[What you are asked to do] Print every record below exactly as it stands.
»»
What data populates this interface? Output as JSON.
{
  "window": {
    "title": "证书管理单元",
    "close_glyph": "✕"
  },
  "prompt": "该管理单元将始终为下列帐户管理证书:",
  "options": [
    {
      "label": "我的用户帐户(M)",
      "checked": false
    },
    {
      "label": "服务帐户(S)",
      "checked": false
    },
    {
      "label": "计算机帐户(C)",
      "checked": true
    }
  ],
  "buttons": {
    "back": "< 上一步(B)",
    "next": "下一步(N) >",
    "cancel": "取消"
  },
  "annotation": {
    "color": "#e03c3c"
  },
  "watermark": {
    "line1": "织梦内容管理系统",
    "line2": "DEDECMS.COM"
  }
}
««
[Response below]
What data populates this interface? Output as JSON.
{
  "window": {
    "title": "证书管理单元",
    "close_glyph": "✕"
  },
  "prompt": "该管理单元将始终为下列帐户管理证书:",
  "options": [
    {
      "label": "我的用户帐户(M)",
      "checked": false
    },
    {
      "label": "服务帐户(S)",
      "checked": false
    },
    {
      "label": "计算机帐户(C)",
      "checked": true
    }
  ],
  "buttons": {
    "back": "< 上一步(B)",
    "next": "下一步(N) >",
    "cancel": "取消"
  },
  "annotation": {
    "color": "#e03c3c"
  },
  "watermark": {
    "line1": "织梦内容管理系统",
    "line2": "DEDECMS.COM"
  }
}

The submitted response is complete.